The bail hearing of former minister of fisheries Bernardt Esau was put on the back burner for the time being because he is not available.
Esau is currently admitted to a private hospital in Windhoek after he fell ill. His lawyer Florian Beukes indicated to the judge that during his consultations with Esau on Monday, he realised that Esau was “irresponsive, lethargic, frail and not capable of giving meaningful instructions”.
He thus organised for Esau to be taken to a medical doctor for treatment. The doctor then admitted him until further notice.
Van Wyk is asking the High Court to release him on bail as he had a major operation on his right leg by a South African specialist and his continued incarceration has bankrupted his nuclear family. He is also saying that his movable and immovable property have been repossessed due to non-payment. Furthermore, he said, the criminal charges he faced in Leonardville were withdrawn and the investigations into the Fishrot matter is finalised and the audit report exonerated him on the money laundering charges.
Van Wyk is facing two counts of racketeering; three counts of money laundering, with alternatives; one count of unlawful possession of ammunition; one count of defeating or obstructing the course of justice; one count of assault; resisting or obstructing an authorised officer, with its alternatives; and one count of theft.
He previously worked at the Office of the Government Attorney, where he was a subordinate of Sackey Shanghala. He resigned from his position as a senior legal clerk on 31 October 2017, and started to work for Shanghala at Olea Investments. It is stated that he benefitted in the amount of N$1.9 million.
The prosecution alleges that between January 2018 and December 2019, Van Wyk received more than N$697 000 from Otuafika Logistics.
The company is co-owned by James Hatuikulipi and his cousin Pius Mwatelulo. It is alleged that during the same period, Van Wyk also received more than N$309 000 from Olea Investments, a company owned by Shanghala and Hatuikulipi.

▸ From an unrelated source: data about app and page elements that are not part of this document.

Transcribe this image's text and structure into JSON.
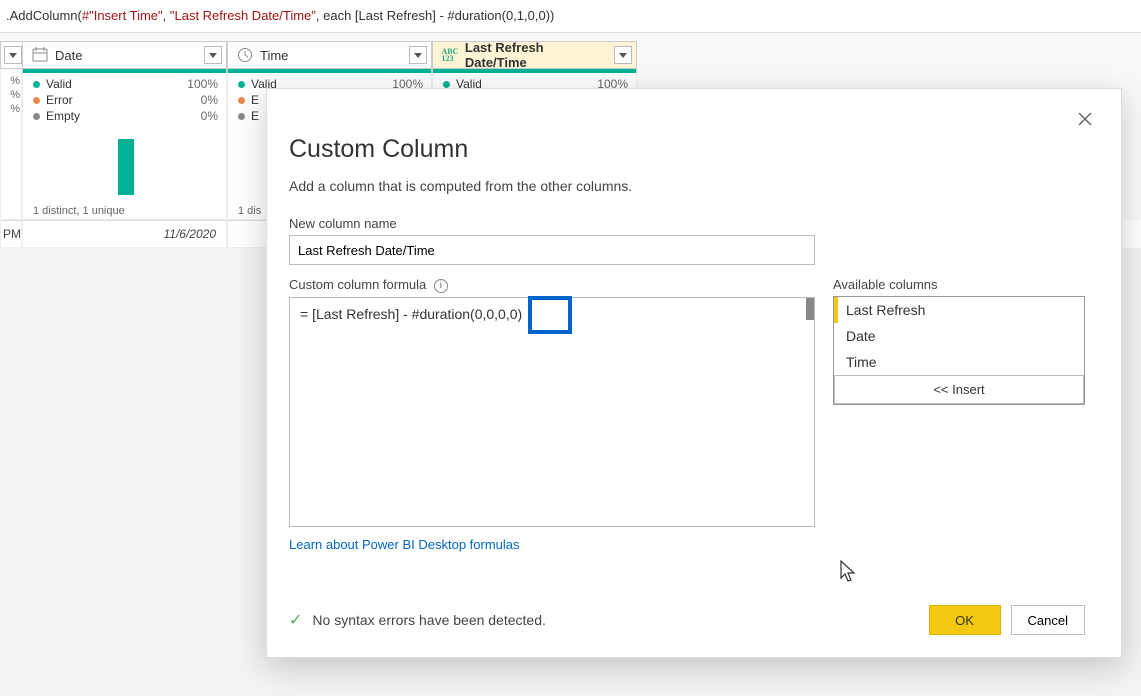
{
  "formula_bar": {
    "prefix": ".AddColumn(",
    "arg1": "#\"Insert Time\"",
    "arg2": "\"Last Refresh Date/Time\"",
    "tail": ", each [Last Refresh] - #duration(0,1,0,0))"
  },
  "columns": {
    "c0": {
      "name": "Date",
      "stats": {
        "valid": "100%",
        "error": "0%",
        "empty": "0%"
      },
      "distinct": "1 distinct, 1 unique"
    },
    "c1": {
      "name": "Time",
      "stats_label_valid": "Valid",
      "stats_pct_valid": "100%",
      "truncE1": "E",
      "truncE2": "E",
      "distinct": "1 dis"
    },
    "c2": {
      "name": "Last Refresh Date/Time",
      "stats_label_valid": "Valid",
      "stats_pct_valid": "100%"
    },
    "labels": {
      "valid": "Valid",
      "error": "Error",
      "empty": "Empty"
    }
  },
  "first_col_pcts": {
    "a": "%",
    "b": "%",
    "c": "%"
  },
  "row": {
    "pm": "PM",
    "date": "11/6/2020"
  },
  "dialog": {
    "title": "Custom Column",
    "subtitle": "Add a column that is computed from the other columns.",
    "name_label": "New column name",
    "name_value": "Last Refresh Date/Time",
    "formula_label": "Custom column formula",
    "formula_value": "= [Last Refresh] - #duration(0,0,0,0)",
    "available_label": "Available columns",
    "available": [
      "Last Refresh",
      "Date",
      "Time"
    ],
    "insert_label": "<< Insert",
    "link": "Learn about Power BI Desktop formulas",
    "syntax_msg": "No syntax errors have been detected.",
    "ok": "OK",
    "cancel": "Cancel"
  }
}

The money was allegedly transferred to Van Wyk’s personal account at Bank Windhoek. The State indicated that Van Wyk knew that the funds were derived from unlawful activities.

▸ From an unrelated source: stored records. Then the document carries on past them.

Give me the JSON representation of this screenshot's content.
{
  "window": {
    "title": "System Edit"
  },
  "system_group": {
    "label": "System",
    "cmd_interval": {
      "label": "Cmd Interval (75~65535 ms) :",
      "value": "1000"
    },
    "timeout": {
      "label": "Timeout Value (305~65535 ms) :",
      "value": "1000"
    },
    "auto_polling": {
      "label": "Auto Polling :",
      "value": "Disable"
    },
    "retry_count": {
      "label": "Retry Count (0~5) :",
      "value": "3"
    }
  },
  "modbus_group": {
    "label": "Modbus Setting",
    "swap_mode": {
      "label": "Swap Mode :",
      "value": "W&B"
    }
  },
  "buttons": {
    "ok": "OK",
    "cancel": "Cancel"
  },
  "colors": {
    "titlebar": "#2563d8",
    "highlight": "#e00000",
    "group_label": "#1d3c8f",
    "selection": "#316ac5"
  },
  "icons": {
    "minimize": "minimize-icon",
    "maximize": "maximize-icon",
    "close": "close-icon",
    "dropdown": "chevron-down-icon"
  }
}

Van Wyk and his boss Shanghala are also accused of attempting to defeat the course of justice. It is alleged that Van Wyk was caught by the ACC removing potential evidence from Shanghala’s residence in Windhoek.
The prosecution alleges that the material he removed could be evidence in the ongoing Fishrot saga, a case that is sensitive and of a serious nature.
Van Wyk claimed this week that the Bank Windhoek account was for business expenses on behalf of Olea Investments. He said that N$713 000 was paid into his FNB account as salary for the two years from 2017 to 2019. He further denied having known either Shanghala or Hatuikulipi in a personal capacity. According to him, he only came to know Shanghala when he was appointed as the government attorney in 2017 and James he got to know through Shanghala. He further told the court that he worked hard for his salary and that his job was not a typical eight to five, but that he worked irregular hours. He was the operational executive of Olea Investments, which in essence meant that he was running the company. On Wednesday and Thursday, he went through his salary payments into his FNB account and continued with the payments he made on behalf of Olea Investments from the Bank Windhoek account which was all subjected to approval from the accountant of Olea Investments, he said. He is represented by Mbanga Siyomunji on private instructions and the State by Ezekiel Ipinge assisted by Cliff Lutibezi.
The bail hearing continues today with Van Wyk still in the witness box.